Emmanuel Macron’s immigration bill has been shot down by opposition legislators without debate in a blow to the French president’s agenda.
The government has yet to decide whether to keep pushing for the adoption of the bill, intended to strengthen the country’s ability to expel foreigners considered undesirable, or withdraw it.
Members of all opposition groups on the Left and Right voted on a motion providing that the measure be rejected ahead of any debate at the National Assembly. The motion was adopted by 270 votes against 265.
Mr Macron’s centrist government does not have a majority in parliament.
The government can now choose to send the text to the senate for it to continue its difficult legislative journey.
It can also ask a commission composed of seven senators and seven lawmakers from the National Assembly to find a compromise on the bill that would still require approval from both houses of parliament.
Speaking on national television, the interior minister Gérald Darmanin, who championed the bill for months, suggested he would not withdraw it.

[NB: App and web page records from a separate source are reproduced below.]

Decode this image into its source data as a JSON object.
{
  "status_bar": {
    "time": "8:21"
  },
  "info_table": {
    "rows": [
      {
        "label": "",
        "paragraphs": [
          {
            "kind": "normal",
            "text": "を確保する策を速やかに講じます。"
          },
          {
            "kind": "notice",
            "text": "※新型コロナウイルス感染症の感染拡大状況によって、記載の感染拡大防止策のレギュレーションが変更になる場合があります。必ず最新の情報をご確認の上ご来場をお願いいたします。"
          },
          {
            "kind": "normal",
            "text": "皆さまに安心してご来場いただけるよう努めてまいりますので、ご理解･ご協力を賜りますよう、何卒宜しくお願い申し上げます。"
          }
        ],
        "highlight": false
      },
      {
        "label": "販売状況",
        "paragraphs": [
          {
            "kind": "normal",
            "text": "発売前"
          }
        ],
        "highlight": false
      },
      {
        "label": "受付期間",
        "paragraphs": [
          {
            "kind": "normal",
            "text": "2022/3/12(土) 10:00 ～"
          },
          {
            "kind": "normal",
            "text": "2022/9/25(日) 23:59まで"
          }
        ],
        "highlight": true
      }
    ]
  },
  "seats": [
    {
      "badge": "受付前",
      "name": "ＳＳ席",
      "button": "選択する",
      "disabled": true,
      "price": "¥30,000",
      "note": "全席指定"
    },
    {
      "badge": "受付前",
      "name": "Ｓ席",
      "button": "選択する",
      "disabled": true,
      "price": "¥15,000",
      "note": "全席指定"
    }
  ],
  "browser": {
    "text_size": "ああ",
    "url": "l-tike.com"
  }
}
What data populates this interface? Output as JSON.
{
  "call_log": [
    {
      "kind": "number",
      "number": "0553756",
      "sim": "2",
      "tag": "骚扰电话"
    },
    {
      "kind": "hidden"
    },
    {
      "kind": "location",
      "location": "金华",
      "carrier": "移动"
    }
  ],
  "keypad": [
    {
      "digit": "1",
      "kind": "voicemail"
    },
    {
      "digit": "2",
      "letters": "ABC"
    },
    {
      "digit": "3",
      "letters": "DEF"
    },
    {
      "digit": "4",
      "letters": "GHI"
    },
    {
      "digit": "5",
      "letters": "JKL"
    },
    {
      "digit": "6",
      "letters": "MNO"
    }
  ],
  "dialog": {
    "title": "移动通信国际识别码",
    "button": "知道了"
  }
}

“This text will continue its path in line with the constitution,” he said, adding that a decision would soon be made by the government on the next step. He said he offered to resign after Monday’s vote but Mr Macron refused.
Marine Le Pen, the hard-Right legislator, said her National Rally group rejected the bill because it would instead have increased numbers of migrants coming to the country.
Mathilde Panot, president of the hard-Left Rebel France group, said the vote would “spare the country two weeks of xenophobic and racist rhetoric”.